Working at a gallery in downtown St. Louis in his early 20s, Greg Antrim Kelly would watch the pigeons outside. “They were kind of this outlet,” he told us. “Like some sort of direct connection to the natural world when I was in that urban environment.”
Greg Kelly draws beauty on the inside in his letter pressed book of illustrations, Pigeon. Selected drawings from Kelly will be on exhibit through March 29 at the Virginia Arts of the Book Center. (Photo courtesy of the artist)
Years later, while reflecting on a collection of pencil and ink drawings that he created during his first decade in Charlottesville, Kelly remembered those feathered friends. “They’re perceived as kind of rats with wings,” he said. “They’re actually doves, these really beautiful birds, but they have this sort of dirty aura, this lower association. I found that intriguing. I sort of identified with that—kind of like an ugly duckling. There’s a beauty inside all of that.” Kelly decided to name the collection Pigeon after those “underdogs of the urban sky.”
Beginning in 2001 as a collaborative project with a poet friend, Kelly’s drawings continued after the friend moved away. A motley and mysterious cast of characters began to emerge. “The Beast with Gentle Hands” revealed himself. “The Heavy-Drinking Thinker” teetered into view. There were Iron John-like alpha males. “Not something I perceive myself as but something where culturally or personally I feel like I’m supposed to be,” Kelly said. And “The Butoh-Bowie.” “I call it that because it’s this androgynous character that is sort of a combo of a Japanese theater mask and David Bowie,” Kelly explained. “And then there are a lot of sad smokers, but I think the sad smokers in some form or fashion fall into those other categories.”
As Kelly revisited the illustrations, many of which he created at night, following days in his studio and then at the growing Bridge Progressive Arts Initiative, he began to view them as a self-portrait. “I started thinking about where all of these guys are coming from, because there’s no specific intention or concept that was driving the drawings, so those guys were just sort of spilling out,” he said.
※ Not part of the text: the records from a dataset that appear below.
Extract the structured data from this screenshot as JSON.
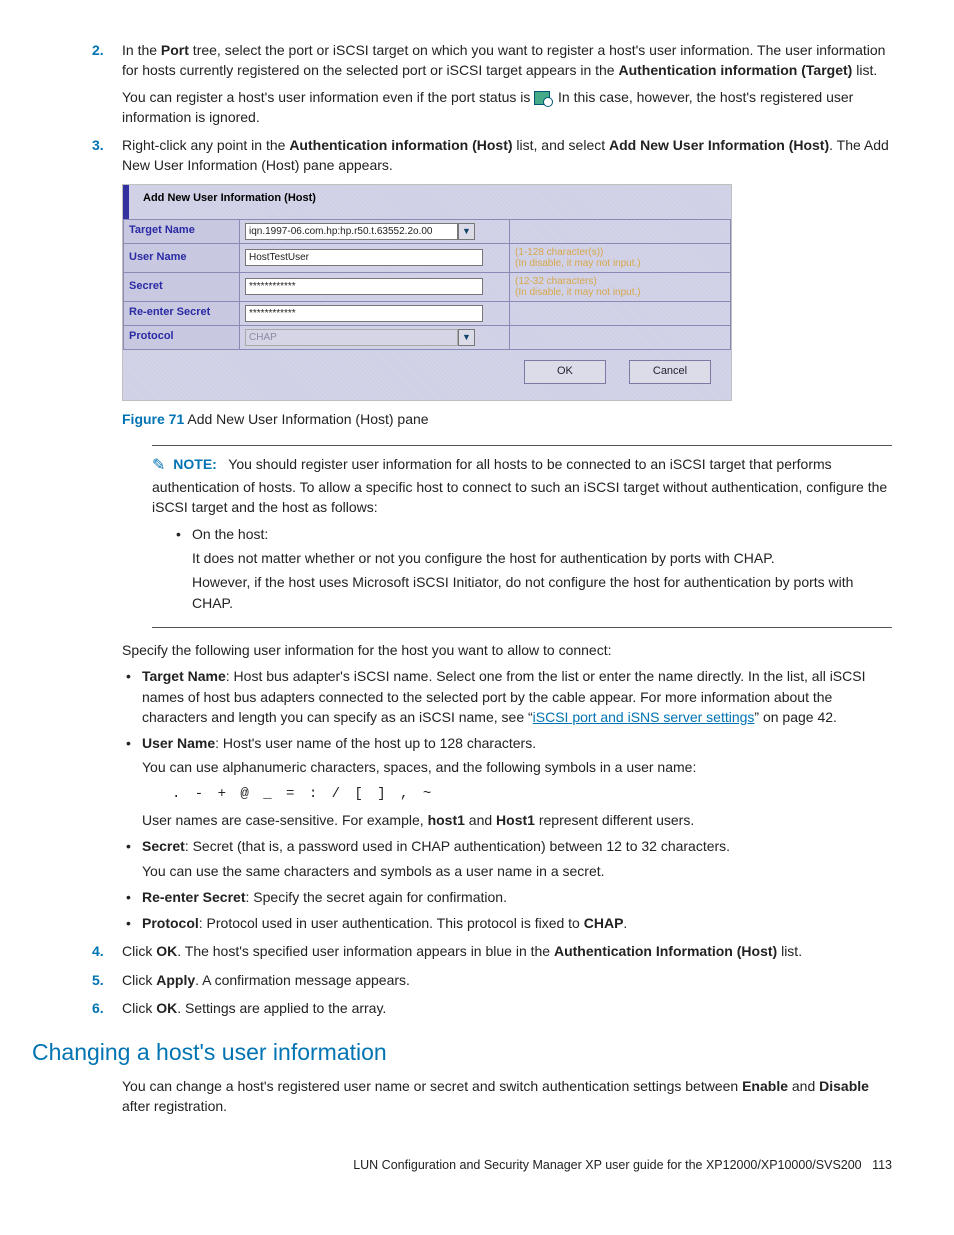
{
  "steps": {
    "s2": {
      "num": "2.",
      "run1a": "In the ",
      "run1b": "Port",
      "run1c": " tree, select the port or iSCSI target on which you want to register a host's user information. The user information for hosts currently registered on the selected port or iSCSI target appears in the ",
      "run1d": "Authentication information (Target)",
      "run1e": " list.",
      "run2a": "You can register a host's user information even if the port status is ",
      "run2b": ". In this case, however, the host's registered user information is ignored."
    },
    "s3": {
      "num": "3.",
      "run1a": "Right-click any point in the ",
      "run1b": "Authentication information (Host)",
      "run1c": " list, and select ",
      "run1d": "Add New User Information (Host)",
      "run1e": ". The Add New User Information (Host) pane appears."
    },
    "s4": {
      "num": "4.",
      "a": "Click ",
      "b": "OK",
      "c": ". The host's specified user information appears in blue in the ",
      "d": "Authentication Information (Host)",
      "e": " list."
    },
    "s5": {
      "num": "5.",
      "a": "Click ",
      "b": "Apply",
      "c": ". A confirmation message appears."
    },
    "s6": {
      "num": "6.",
      "a": "Click ",
      "b": "OK",
      "c": ". Settings are applied to the array."
    }
  },
  "figure": {
    "title": "Add New User Information (Host)",
    "labels": {
      "target": "Target Name",
      "user": "User Name",
      "secret": "Secret",
      "reenter": "Re-enter Secret",
      "protocol": "Protocol"
    },
    "values": {
      "target": "iqn.1997-06.com.hp:hp.r50.t.63552.2o.00",
      "user": "HostTestUser",
      "secret": "************",
      "reenter": "************",
      "protocol": "CHAP"
    },
    "hints": {
      "user": "(1-128 character(s))\n(In disable, it may not input.)",
      "secret": "(12-32 characters)\n(In disable, it may not input.)"
    },
    "buttons": {
      "ok": "OK",
      "cancel": "Cancel"
    }
  },
  "caption": {
    "label": "Figure 71",
    "text": " Add New User Information (Host) pane"
  },
  "note": {
    "label": "NOTE:",
    "body": "You should register user information for all hosts to be connected to an iSCSI target that performs authentication of hosts. To allow a specific host to connect to such an iSCSI target without authentication, configure the iSCSI target and the host as follows:",
    "bullet": "On the host:",
    "p1": "It does not matter whether or not you configure the host for authentication by ports with CHAP.",
    "p2": "However, if the host uses Microsoft iSCSI Initiator, do not configure the host for authentication by ports with CHAP."
  },
  "specify_intro": "Specify the following user information for the host you want to allow to connect:",
  "bullets": {
    "target": {
      "b": "Target Name",
      "t1": ": Host bus adapter's iSCSI name. Select one from the list or enter the name directly. In the list, all iSCSI names of host bus adapters connected to the selected port by the cable appear. For more information about the characters and length you can specify as an iSCSI name, see “",
      "link": "iSCSI port and iSNS server settings",
      "t2": "” on page 42."
    },
    "user": {
      "b": "User Name",
      "t": ": Host's user name of the host up to 128 characters.",
      "p1": "You can use alphanumeric characters, spaces, and the following symbols in a user name:",
      "symbols": ". - + @ _ = : / [ ] , ~",
      "p2a": "User names are case-sensitive. For example, ",
      "p2b": "host1",
      "p2c": " and ",
      "p2d": "Host1",
      "p2e": " represent different users."
    },
    "secret": {
      "b": "Secret",
      "t": ": Secret (that is, a password used in CHAP authentication) between 12 to 32 characters.",
      "p": "You can use the same characters and symbols as a user name in a secret."
    },
    "reenter": {
      "b": "Re-enter Secret",
      "t": ": Specify the secret again for confirmation."
    },
    "protocol": {
      "b": "Protocol",
      "t1": ": Protocol used in user authentication. This protocol is fixed to ",
      "t2": "CHAP",
      "t3": "."
    }
  },
  "section": {
    "heading": "Changing a host's user information",
    "p_a": "You can change a host's registered user name or secret and switch authentication settings between ",
    "p_b": "Enable",
    "p_c": " and ",
    "p_d": "Disable",
    "p_e": " after registration."
  },
  "footer": {
    "text": "LUN Configuration and Security Manager XP user guide for the XP12000/XP10000/SVS200",
    "page": "113"
  }
}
Friends like John Bylander, Johanna Drucker and Max Fenton saw the collection and encouraged him to think about turning it into a book. “John in particular was really a very big force in each stage of the game,” Kelly said. “He helped with the layout and we brainstormed a lot of things together and kind of put them together.” Inspired by a deck of playing cards, they decided to present the collection as a three-volume set of illustrated cards. Buddhism played a role as well. “There are certainly elements of different meditation practices that are built into how the book is structured,” Kelly said. “Like the mandalas on the backs of the cards and the nature of the work that was selected.”
After a successful Kickstarter fund-raising campaign and more help from fellow artists including Bylander, Patrick Costello and Thomas Deane, Kelly celebrated the collection’s first limited edition printing in November at Random Row Books.
This month a selection of 20 drawings from Pigeon are on exhibit through March 29 at the Virginia Arts of the Book Center, where Costello and Kelly letter pressed its packaging. “I kind of took the marquee players from the book and threw those into the show,” Kelly said. The VABC exhibition also features additional drawings that weren’t featured in the book, some of the implements that he used to create the drawings, a copy of Pigeon and a collaborative project between Kelly and his dad. “Things that sort of informed, or were part of, or came out of the process over those 10 years,” he explained. “Sort of rogue agents.”
A reception for the exhibition will take place this Friday, March 16 from 5 to 7pm, and on Sunday, March 25 from noon to 2pm, VABC’s Kevin McFadden will moderate a talk about artists’ books and prints with Kelly and medieval-style illustrator Randy Asplund as part of the Virginia Festival of the Book.
Messing with Texas
This week in Charlottesville, as in most parts of the country, you might notice a shortage of musicians loitering about. That’s because many of them are making the pilgrimage to Austin, Texas for the annual music mega-festival South By Southwest. Local indie rockers Infinite Jets have been preparing for their first SXSW trek. After a slow 2011, the Jets have been hitting the road and stage more frequently this year, guitarist Matt Bierce told us, and with their Lone Star jaunt we imagine they’ll kick things up to Mach 5. On their way to Austin the Jets will play in Houston with fellow Virginia rockers Eternal Summers.
Hometown folk rock outfit The Hill and Wood is also Texas-bound, as are brotherly country rockers Sons of Bill, who will be touting songs from their upcoming album “Sirens.” Having our fair share of fond SXSW memories, we’re pretty jealous that we aren’t going. But we won’t begrudge these bands the three most valuable words of advice for enduring that scorching Texas sun: tacos, beer, pizza.